On the Refining of Gold and Silver also bears witness to an important shift in preservation and presentation of metallurgical knowledge that took place during the Italian Renaissance.  While it is possible to find discussions of various methods of metalworking in treatises of the eighth and tenth centuries, these tended to cover only specialized areas of knowledge, omitting, for example, preliminary processes for preparing the metals.  Elsewhere, alchemical treatises intimate some of these processes, although they are often shrouded in cryptic language, while collections of recipes set down the knowledge of individual practitioners, spread orally or through written correspondence, often mixed in with medical, cosmetic, or even culinary recipes.  Only in the fifteenth century did metallurgical materials and practices begin to receive more extensive and codified coverage in manuals like this one, which furnishes an orderly and didactic presentation of a substantial corpus of metallurgical methods, recipes, and general knowledge.

As such, this text takes part in a trend of increasingly systematic and scientific works on mineralogy and metallurgy, among which Vannoccio Biringuccio’s De la Pirotechnia (printed in Venice, 1540) and Georgius Agricola’s De re metallica (published in 1556) are the best known works of the sixteenth century.  Indeed, Biringuccio (c. 1480-c. 1539), active in the Sienese mint and the mines of Boccheggiano (also in Tuscany), may well have drawn on On the Refining of Gold and Silver in producing his famous Pirotechnia, as the two texts are quite close in content.  And this text would continue to exert an influence.  Though outdated by the eighteenth century, treatises like this still held undeniable scholarly value to eighteenth-century students of metallurgy like Jacopo Nani (1725-1797), director of mining in Venice, who obtained the Venetian copy (cod. 5365) of this treatise.

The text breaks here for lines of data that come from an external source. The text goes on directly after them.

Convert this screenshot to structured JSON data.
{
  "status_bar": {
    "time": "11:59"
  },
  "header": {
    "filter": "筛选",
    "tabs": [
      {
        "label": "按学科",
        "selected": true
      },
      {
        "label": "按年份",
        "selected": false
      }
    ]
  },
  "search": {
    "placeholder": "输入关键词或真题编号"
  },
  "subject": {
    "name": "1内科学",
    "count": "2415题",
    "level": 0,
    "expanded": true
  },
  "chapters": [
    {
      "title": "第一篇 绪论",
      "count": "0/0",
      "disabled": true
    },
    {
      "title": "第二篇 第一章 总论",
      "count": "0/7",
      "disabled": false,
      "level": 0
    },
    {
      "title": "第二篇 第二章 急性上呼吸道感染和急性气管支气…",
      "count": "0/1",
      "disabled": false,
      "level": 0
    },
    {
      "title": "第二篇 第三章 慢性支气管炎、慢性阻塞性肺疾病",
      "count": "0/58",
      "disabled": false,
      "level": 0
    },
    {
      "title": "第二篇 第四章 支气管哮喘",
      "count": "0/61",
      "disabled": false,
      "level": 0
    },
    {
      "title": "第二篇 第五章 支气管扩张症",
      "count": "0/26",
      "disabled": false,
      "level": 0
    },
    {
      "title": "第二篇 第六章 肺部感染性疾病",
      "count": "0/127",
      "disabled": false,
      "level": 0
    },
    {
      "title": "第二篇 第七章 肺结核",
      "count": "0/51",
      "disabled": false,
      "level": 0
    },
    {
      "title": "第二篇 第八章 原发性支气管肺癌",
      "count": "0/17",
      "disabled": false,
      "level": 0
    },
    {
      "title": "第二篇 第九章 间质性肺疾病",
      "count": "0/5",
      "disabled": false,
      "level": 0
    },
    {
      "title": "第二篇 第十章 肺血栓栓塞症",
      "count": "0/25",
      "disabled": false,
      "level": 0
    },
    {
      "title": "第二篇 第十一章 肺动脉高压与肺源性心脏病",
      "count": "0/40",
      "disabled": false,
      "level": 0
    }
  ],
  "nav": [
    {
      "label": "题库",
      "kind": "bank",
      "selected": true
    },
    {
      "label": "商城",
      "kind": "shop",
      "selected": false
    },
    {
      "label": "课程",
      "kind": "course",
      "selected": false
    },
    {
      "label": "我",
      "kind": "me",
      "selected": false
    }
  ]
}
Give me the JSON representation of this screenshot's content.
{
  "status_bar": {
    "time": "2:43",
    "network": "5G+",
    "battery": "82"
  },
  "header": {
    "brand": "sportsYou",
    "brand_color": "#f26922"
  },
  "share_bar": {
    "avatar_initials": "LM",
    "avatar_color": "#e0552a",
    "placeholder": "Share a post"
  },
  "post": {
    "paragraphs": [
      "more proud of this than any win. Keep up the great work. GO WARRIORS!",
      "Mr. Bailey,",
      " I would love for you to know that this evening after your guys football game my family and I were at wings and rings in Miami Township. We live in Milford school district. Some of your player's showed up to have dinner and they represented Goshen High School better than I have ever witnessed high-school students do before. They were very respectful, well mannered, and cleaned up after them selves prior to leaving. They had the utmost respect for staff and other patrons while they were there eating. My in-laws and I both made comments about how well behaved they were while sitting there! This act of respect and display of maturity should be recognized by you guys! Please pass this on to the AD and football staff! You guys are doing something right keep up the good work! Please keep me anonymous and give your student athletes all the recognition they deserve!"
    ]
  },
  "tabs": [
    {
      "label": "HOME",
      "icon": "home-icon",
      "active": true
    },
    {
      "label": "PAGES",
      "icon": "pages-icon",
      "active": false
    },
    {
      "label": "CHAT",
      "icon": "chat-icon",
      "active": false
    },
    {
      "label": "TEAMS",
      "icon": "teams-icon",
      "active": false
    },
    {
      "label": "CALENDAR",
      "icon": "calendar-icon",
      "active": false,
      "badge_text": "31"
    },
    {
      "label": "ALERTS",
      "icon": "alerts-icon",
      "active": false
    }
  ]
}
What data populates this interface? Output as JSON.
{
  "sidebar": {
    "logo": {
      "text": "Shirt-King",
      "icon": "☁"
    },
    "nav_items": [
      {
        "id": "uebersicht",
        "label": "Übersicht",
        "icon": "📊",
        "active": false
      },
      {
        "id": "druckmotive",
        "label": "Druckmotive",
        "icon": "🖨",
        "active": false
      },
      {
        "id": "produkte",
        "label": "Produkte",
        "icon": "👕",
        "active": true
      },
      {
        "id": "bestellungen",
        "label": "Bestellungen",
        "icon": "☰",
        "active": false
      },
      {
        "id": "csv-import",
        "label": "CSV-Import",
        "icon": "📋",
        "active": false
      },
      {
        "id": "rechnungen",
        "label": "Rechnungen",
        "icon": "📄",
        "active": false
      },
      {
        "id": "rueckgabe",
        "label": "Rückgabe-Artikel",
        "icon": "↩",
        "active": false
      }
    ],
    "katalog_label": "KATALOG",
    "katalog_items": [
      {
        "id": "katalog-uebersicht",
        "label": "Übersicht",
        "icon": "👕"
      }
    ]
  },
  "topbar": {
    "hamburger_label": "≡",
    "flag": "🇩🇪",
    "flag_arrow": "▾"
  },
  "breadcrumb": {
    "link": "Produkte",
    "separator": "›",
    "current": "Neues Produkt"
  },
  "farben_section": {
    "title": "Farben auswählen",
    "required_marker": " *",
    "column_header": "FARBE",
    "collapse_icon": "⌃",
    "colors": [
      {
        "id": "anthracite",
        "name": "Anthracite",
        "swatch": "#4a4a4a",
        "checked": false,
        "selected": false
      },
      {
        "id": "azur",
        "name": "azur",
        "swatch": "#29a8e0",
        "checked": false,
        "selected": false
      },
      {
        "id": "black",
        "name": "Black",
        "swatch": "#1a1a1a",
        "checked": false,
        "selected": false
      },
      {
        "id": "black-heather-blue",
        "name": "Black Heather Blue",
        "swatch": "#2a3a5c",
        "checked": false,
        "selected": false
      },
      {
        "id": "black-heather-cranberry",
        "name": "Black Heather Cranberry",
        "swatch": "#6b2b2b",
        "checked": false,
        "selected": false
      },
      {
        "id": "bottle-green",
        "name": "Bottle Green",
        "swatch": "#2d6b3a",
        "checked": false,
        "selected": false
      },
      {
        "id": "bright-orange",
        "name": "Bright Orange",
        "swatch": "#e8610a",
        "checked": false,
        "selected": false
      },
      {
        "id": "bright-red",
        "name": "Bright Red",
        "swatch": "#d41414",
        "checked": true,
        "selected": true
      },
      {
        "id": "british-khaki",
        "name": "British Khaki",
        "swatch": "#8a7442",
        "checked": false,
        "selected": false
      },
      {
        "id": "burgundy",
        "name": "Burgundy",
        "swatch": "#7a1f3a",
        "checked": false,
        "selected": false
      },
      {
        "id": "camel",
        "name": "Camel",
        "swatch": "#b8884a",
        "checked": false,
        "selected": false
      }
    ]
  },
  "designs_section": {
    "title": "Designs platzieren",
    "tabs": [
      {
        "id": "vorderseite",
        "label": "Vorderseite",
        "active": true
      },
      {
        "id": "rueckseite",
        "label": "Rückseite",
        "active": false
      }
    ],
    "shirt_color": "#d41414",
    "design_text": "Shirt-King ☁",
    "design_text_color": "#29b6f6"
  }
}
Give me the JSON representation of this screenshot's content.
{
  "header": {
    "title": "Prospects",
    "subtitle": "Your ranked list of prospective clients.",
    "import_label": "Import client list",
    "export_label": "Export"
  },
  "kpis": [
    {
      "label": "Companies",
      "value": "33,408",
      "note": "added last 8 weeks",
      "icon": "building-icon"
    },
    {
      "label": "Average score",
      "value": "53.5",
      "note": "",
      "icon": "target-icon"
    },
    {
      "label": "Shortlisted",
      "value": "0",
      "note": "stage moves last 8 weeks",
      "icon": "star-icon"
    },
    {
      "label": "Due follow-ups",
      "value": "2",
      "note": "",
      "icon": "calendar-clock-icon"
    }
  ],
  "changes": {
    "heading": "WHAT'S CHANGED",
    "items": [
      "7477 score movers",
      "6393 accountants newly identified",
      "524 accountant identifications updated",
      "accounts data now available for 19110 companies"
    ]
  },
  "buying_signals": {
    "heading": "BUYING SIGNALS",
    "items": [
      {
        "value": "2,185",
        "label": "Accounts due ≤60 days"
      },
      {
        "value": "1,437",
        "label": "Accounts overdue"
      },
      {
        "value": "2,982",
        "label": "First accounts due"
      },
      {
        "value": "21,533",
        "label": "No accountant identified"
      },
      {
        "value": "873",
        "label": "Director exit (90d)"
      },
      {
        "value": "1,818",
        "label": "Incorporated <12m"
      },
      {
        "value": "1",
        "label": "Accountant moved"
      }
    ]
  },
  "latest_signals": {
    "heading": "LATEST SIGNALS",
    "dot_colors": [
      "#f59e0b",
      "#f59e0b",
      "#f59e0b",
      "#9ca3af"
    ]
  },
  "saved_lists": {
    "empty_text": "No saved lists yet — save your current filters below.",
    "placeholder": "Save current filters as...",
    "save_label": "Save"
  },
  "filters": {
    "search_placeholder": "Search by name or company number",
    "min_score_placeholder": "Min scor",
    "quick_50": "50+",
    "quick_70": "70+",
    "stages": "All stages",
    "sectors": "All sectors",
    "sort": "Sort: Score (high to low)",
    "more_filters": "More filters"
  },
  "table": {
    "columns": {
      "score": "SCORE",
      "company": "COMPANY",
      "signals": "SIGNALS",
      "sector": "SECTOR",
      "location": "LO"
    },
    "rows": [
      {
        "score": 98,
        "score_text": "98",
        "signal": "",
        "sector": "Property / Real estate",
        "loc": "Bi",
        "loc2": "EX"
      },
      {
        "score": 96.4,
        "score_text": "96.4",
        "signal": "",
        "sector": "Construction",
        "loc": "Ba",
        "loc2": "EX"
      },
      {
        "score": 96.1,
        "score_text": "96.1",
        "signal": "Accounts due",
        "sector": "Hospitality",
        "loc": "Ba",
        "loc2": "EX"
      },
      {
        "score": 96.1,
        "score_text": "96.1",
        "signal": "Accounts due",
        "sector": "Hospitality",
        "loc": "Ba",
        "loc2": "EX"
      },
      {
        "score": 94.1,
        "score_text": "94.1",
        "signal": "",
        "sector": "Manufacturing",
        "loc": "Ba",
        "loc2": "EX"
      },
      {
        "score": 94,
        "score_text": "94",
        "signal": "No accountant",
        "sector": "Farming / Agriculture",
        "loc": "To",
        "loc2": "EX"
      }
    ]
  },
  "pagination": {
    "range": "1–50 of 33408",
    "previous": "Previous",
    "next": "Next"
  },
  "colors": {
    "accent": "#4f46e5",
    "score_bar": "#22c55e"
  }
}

Literature

Marini, Chiara.  Due trattati di metallurgia della Biblioteca Marciana di Venezia: tecniche di estrazione e raffinamento dei metalli tra XV e XVI secolo, Galatina, Congedo, 2007.

Smith, Cyril Stanley and Martha Teach Gnudi, trans.  The Pirotechnia of Vannoccio Biringuccio: The Classical Sixteenth-Century Treatise on Metals and Metallurgy, New York: Dover, 1990.

Online Resources

Biringuccio, Vannoccio.  De la Pirotechnia: libri .x. dove ampiamente si tratta non solo di ogni sorte ..., Venice, 1540
https://books.google.com/books?id=lUNXAAAAcAAJ&printsec=frontcover#v=onepage&q&f=false

TM 897

headerDeco